Perhaps one can read too much into the life of a choreographer but I could not help make a connection between the serious accident that Andrea Gallo Rosso suffered as a teenager when a car hit him with the compassion that he exudes in his work and in his working process with Manolo Perazzi. Having had to challenge the frailty of his body and to stimulate its capacity to heal, he works with great patience and respect for the body and the person. He also brings into the studio five years of research in bio-medical physics: he experiments with movement until he gets the result he wants. He is also unique in the group as he is both choreographer and performer. But more than that, he filters what for me is quintessentially Italian — commedia del’arte, Vittorio de Sica’s The Bicycle Thieves, photographs by Richard Avedon of the street performer Zazi and I Pagliacci — into a living, contemporary form. Jasper van Luijk was an accomplished ballroom dancer who subsequently studied philosophy at university and was quickly drawn in to contemporary dance. All these elements are present in his work: his sense of the flow of movement, the philosophical exploration of withdrawal, death and mourning, and the formal use of the well-trained and responsive bodies of Jefta Tanate and Luca Cacitti to shape one movement into another. I am constantly amazed at how quickly he seizes on a solution to a choreographic problem; he knows what he wants, and I am confident he will continue to find it. Teilo Troncy studied theatre in Bordeaux before moving to Holland to train in dance. His approach to choreography is quite different from van Luijk’s; through his own developing state of curiosity, he is like a coach or a guide researching the inner states that he wants to manifest on stage, a delicate and fragile task, both for himself and his muse, Pauline Buenerd, in which he perseveres with the utmost sincerity. I found a book in Cardiff, a translation of Jean-Louis Barrault’s Réflexions sur le Théâtre and in it I came across Barrault’s definition of subjective mime, which could very well refer to Troncy’s work: ‘the study of the states of the soul translated into bodily expression. The metaphysical attitude of man in space.’

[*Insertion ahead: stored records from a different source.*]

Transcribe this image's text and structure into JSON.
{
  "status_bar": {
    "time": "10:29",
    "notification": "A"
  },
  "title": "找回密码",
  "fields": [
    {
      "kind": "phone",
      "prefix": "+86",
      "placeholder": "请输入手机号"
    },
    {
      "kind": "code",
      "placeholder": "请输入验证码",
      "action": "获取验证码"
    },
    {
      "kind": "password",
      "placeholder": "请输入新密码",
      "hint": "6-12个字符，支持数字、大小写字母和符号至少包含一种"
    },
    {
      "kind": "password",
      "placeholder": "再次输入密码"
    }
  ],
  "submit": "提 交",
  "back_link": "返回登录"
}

Each of these choreographers was chosen independently from five different countries, but the happy confluence of their creative approaches in Dance Roads is matched by their singular integrity.

This is also the first year that a mentor has been invited to help in the creative process and Emmanuel Grivet seems to have just the right approach to accomplish this. His work in improvisational movement has a universality that allows all the dancers to participate in morning class without contradicting any of their own individual technique. In particular his concept of centre leads in practice to a freedom of movement that enhances not only body but mind. In his mentorship of each creation he brings that freedom into the theatre so that his intervention is not invasive of any work already done, encourages a free development and yet advances the work. In short Grivet has provided the kind of supportive environment in which each of these choreographers can develop their work. Open Process describes it well even if the acronym DROP has connotations that move in the wrong direction to the creative flow.

The Dance Roads tour will take place in May 2014. For dates, please see the Dance Roads website.